Women Beware Women – CANCELLED
Time Out says
Friendly warning! We're working hard to be accurate. But these are unusual times, so please check that events are still happening.
Jacobean tragedy meets ‘Dynasty’ in this agreeably fabulous take on Thomas Middleton's gorefest
‘Women Beware Women’ has been cancelled as a result of the coronavirus epidemic.
There aren’t many things that can out-camp a Jacobean tragedy, but an ‘80s soap opera is one of them. Here, somewhat gloriously, director Amy Hodge has given Thomas Middleton’s seventeenth-century-drama ‘Woman Beware Women’ a ‘Dynasty’-style makeover.
It absolutely makes sense: both are ultimately about the petty machinations of the idle rich, and Hodge’s glossy take feels more justifiable than treating Middleton’s manifestly overwrought tale with total seriousness. She also has the sensitivity to not make it entirely silly: the story does ultimately pivot on the Duke of Florence’s (Simon Kunz) rape of Thalissa Teixeira’s Bianca (depicted in an abstract and unexplicit fashion) and their subsequent relationship. This is the darkest bit of the story and it’s dealt with respectfully – Bianca’s disillusionment and morbid acceptance that a relationship with her rapist is the best way to survive in this cynical society feels resonant with many of the recent Harvey Weinstein testimonies.

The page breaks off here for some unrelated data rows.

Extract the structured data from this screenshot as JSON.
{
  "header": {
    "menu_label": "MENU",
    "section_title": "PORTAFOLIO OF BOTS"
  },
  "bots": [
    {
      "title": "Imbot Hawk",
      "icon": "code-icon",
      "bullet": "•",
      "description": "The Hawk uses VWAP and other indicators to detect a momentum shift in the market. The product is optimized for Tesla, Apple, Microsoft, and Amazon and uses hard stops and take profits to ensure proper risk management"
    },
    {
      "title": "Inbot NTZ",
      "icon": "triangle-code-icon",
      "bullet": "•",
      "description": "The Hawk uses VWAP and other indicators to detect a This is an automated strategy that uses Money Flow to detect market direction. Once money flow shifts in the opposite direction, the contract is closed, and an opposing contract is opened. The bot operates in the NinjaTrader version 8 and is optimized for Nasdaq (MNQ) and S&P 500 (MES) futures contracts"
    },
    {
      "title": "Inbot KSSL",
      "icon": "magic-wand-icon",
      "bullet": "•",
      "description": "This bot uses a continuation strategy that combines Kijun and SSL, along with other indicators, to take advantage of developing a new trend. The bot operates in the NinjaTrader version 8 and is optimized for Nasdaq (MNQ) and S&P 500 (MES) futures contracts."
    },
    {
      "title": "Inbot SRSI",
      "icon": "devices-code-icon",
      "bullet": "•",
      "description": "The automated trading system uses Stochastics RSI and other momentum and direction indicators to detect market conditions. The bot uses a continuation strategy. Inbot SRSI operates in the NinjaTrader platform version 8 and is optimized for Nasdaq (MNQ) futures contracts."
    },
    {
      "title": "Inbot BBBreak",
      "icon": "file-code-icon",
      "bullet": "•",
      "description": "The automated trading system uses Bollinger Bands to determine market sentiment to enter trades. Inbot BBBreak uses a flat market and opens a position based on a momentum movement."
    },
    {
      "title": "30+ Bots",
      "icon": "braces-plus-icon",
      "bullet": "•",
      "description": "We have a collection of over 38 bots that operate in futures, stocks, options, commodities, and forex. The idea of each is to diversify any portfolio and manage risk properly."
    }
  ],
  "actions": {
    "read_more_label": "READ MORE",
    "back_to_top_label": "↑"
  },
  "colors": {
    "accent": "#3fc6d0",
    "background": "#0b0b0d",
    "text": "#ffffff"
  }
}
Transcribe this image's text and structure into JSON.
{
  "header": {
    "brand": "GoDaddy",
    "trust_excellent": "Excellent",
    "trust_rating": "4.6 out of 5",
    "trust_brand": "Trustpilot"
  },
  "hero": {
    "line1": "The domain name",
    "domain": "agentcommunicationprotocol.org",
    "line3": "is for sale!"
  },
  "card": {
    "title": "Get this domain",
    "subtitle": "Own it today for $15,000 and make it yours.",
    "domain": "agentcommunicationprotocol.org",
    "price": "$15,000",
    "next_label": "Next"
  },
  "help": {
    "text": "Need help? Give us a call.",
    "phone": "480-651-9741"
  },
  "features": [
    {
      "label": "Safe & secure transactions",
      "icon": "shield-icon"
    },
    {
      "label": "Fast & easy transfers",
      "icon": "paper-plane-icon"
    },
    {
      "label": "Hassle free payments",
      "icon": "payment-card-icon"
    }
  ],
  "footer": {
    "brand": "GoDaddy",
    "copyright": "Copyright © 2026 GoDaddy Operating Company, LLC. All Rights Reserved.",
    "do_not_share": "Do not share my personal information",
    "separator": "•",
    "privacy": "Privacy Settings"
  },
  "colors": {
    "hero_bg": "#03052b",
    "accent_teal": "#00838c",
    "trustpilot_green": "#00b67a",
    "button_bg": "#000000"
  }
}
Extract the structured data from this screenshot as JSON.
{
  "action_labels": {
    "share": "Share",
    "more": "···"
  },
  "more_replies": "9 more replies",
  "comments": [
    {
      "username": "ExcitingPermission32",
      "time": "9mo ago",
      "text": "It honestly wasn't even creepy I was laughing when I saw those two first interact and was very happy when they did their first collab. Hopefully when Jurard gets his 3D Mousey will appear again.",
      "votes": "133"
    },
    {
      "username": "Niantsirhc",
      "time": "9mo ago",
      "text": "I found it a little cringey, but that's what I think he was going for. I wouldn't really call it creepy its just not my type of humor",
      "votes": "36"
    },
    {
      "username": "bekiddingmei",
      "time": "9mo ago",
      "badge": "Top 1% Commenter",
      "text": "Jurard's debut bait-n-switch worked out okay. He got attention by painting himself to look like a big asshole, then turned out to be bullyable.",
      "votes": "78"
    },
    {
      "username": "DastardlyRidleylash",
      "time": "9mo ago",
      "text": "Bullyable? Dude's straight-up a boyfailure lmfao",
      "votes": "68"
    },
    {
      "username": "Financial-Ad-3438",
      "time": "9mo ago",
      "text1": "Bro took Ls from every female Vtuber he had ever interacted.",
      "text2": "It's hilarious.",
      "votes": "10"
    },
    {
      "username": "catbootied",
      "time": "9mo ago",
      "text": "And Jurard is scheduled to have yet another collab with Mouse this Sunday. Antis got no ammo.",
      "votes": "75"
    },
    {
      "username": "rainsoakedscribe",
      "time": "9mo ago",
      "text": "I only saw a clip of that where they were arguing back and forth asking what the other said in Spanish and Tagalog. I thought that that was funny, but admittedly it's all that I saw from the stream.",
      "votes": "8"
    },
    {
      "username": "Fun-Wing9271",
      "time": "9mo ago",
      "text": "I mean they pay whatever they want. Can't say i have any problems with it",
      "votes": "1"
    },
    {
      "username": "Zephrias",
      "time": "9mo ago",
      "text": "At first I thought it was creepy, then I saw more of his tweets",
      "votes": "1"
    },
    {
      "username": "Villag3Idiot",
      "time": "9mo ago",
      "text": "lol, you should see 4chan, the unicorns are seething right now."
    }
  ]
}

For the most part, though, it sees the funny side, with cheerily scenery-chewing performances across the board, fabulously kitschy costumes and – in an agreeably on-the-nose flourish – a set from Joanna Scotcher that centres on a very familiar-looking gold lift. A husky-voiced, gilt-trousered Tara Fitzgerald is particularly wonderful as the ludicrously conniving Livia – clearly this show’s Alexis Carrington. While Gloria Onitiri‘s barkingly self-assured, Lionel Richie-permed Guardiano and Olivia Vinall’s briefly innocent ingenue Isabella are also particularly good fun.
Like the great soaps, the problem is how to end it. If you’re familiar with the concept of Jacobean tragedy than it’s hardly a spoiler to tell you that basically everybody dies. But this doesn’t really suit the lighter tone Hodge has established, and while ending things in a welter of hyper-stylised campy gore might have been a way to get away with it, that’s not the case – everyone just sort of kills everybody else within a couple of minutes in a sequence too silly to feel tragic, but it’s not milked for enough laughs to feel like a wilful gesture of absurdity. This is an audacious take on ‘Women Beware Women’, but it loses its nerve at the end, and the final bloodbath feels weirdly anticlimactic.